We often get asked, “What’s the return on investment on this or that?” And most times, we can quantify our answer. Although if it’s about Facebook, we might respond the way Gary Vaynerchuk would: “What’s the ROI of your mother?”
But do you know the difference between something being an expense versus asking about its ROI? As REALTORS®, we all probably have those inevitable monthly expenses: sign storage, database management software, and digital signature services. Have you ever taken the time to really think about these things and what they mean—and cost—for your business?
I was having this conversation with a colleague and here is how he described the difference: An expense is something in which we’ve yet to find the value. That was a big BOOM moment for me! I see the value in those “expenses” just listed and yet I’ve never questioned their ROI.
Go check your bank statement and see if there’s something on there you’re not finding valuable. That, my friend, is an expense. My advice is to pull out your income statement and clear your books of these “expenses” so you can better invest in items with an “ROI”. Don’t have an income statement handy? Here’s a sample chart to peruse.
Melissa Krchnak is the team leader for Keller Williams in Pikesville, MD. Connect with her on Twitter @mkrchnak.
By Lynn Minnick
Although I’ve been in real estate for 10 years now, I just closed on my first HUD foreclosure. We haven’t had that many in my market (yet!) and so far I’ve somehow managed to avoid them. I almost fell out of my chair at the closing when the HUD attorney handed me a survey to complete regarding my experience selling the property! Really? I had a lot to say about not getting answers from the transaction management company when I asked, but mostly my beef was with the additional expenses incurred by the buyer.
1. When the information lists a repair escrow, it’s not the same as you’d think. In this case, it meant the buyer has to mortgage the amount listed ($2,000 in our example) which is held in escrow by their lender, and paid out to the contractor upon completion after the closing. This was unclear to me, the buyer, the lender and the attorney involved. There really should be some type of disclosure/explanation attached regarding this on the offer documents or somewhere in the paperwork.
2. In the case of a condo, as mine was, HUD does not provide resale packages. At $100 a pop, this was another surprise expense to the buyer, and there is no clause for condo document review. There was no ability to add such a clause either.
3. Not only are there no keys to the property, which of course I expected, but there was no remote garage door opener, and no mailbox key. (Looking back, I suppose none of that should have come as a surprise – we imagined we’d be able to get an extra mailbox key from the association – that wasn’t the case – the buyer has to install a new lock there as well. That’s more of an annoyance than an expense.) Continue reading »
By Jeremy Williams
After receiving a multitude of sales calls this week from various vendors across the nation, I came up with the new phrase “hocus pocus focus.”
Normally I would hang up the phone with one of these sales representatives after politely saying that I am not interested at this time. But this week I listened to their pitches.
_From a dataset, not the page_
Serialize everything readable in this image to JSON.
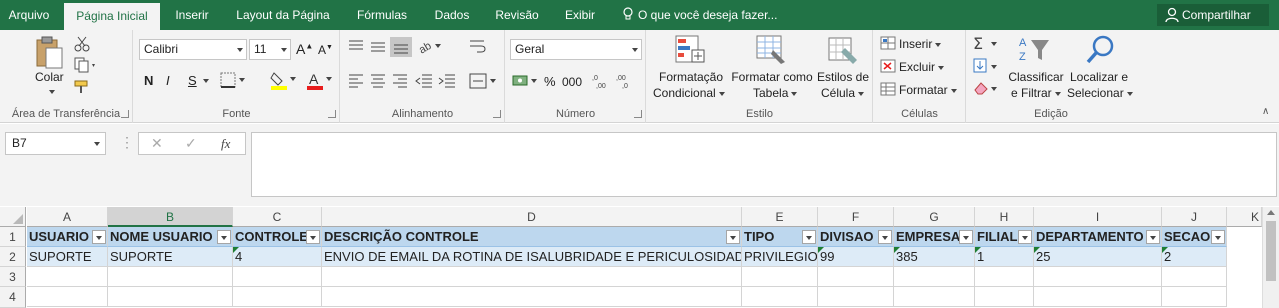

I define “hocus pocus focus” as the ability to conjure and disguise a service, with or without deception, that focuses on our desire as real estate pros to do more business. Who does not want more business? So our human nature to fulfill this desire can lead to making bad financial decisions in our businesses, when we already know in our gut that we are submitting to an illusion. The focus on meeting our needs to do more business is the hook these sales representatives focus on because they know it is hard to reject.
“Hocus Pocus Focus” is dangerous to real estate practitioners, so beware. Here are some things you should listen to very carefully when you are contacted by a sales representative wanting to sell you a service that will “grow your business.”
1. Name dropping: “So and so is using this product in your office and having amazing results.” A lot of these sales representatives work off lists so it is easy to drop a name. Ask the sales representative if you could get their name and number to get back to them after you have followed up with those that are “getting amazing results” from their product. Continue reading »